An editorial by Mel Rothenburger.
AS DEMANDS ON POLICING become more and more onerous, it’s obvious some new ways of doing things are needed.
Under a pilot program in Toronto, for example, first-time shoplifters won’t be charged because it’s a low priority for police.
Here at home, RCMP and City Hall agree — traditional policing isn’t always the first and best answer when it comes to situations involving things like opioids and homelessness. It’s a matter both of what works best for people, and what’s most cost-effective.
That’s where re-vamping law enforcement into a tiered policing system makes sense.
Kamloops Coun. Mike O’Reilly thinks the City should look into hiring special constables as an intermediate-level enforcement tool, kind of halfway between bylaws officers and police.
They would be paid more than regular bylaws officers but less that RCMP members. Given the multi-million-dollar cost of policing, it could be a major saving.
O’Reilly raised the issue at a budget meeting after seeing a report to Kelowna City councilfrom former RCMP superintendent Bill McKinnon, who recommended that Kelowna form a committee on the social impacts of crime.
That report, and O’Reilly’s interest in special constables, is bang on with the direction Kamloops needs to go in the longer run. As Supt. Syd Lecky acknowledged in responding to O’Reilly’s interest, police are “an agency of last resort.”
McKinnon’s report proposes upgrading some bylaws officers to peace officer status. It’s called a Level 3 and would take significant training but would be a cost-effective way of increasing community safety.
It’s not in the City’s immediate budget plans but that might change the next time the City faces the prospect of hiring more police officers.
I’m Mel Rothenburger, the Armchair Mayor.
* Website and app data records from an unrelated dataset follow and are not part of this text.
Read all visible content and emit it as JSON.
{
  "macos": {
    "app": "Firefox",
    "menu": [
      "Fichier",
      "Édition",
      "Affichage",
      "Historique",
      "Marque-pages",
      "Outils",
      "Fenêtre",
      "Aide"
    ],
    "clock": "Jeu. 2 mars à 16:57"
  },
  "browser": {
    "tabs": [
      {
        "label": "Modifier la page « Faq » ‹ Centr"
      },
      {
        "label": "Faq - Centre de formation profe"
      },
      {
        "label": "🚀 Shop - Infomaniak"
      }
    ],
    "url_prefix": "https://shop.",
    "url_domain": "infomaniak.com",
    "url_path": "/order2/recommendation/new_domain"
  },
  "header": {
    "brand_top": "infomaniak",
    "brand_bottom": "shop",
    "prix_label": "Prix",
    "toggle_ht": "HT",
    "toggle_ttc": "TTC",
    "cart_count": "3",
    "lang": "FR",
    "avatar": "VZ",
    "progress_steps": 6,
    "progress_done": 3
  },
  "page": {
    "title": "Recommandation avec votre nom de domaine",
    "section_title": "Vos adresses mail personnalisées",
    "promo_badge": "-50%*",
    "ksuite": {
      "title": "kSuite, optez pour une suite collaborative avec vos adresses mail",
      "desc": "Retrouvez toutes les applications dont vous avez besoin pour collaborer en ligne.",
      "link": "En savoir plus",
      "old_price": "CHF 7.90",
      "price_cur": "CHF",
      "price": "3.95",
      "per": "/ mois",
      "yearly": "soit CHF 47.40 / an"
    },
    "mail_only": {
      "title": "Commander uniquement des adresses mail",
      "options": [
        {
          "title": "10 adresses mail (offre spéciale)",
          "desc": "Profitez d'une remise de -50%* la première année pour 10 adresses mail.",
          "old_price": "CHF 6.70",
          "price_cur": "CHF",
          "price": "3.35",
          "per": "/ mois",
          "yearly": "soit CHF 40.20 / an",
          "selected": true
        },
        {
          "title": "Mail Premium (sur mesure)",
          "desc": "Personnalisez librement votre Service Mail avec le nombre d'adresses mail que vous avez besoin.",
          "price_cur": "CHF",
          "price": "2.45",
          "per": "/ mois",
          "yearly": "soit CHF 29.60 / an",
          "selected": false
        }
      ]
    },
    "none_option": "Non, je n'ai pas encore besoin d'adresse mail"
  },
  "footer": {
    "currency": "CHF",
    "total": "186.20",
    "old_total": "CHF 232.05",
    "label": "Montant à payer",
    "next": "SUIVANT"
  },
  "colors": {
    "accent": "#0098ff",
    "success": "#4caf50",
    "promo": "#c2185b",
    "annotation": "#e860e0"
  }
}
Mel Rothenburger is a former mayor of Kamloops and newspaper editor. He publishes the ArmchairMayor.ca opinion website, and is a director on the Thompson-Nicola Regional District board. He can be reached at email@example.com.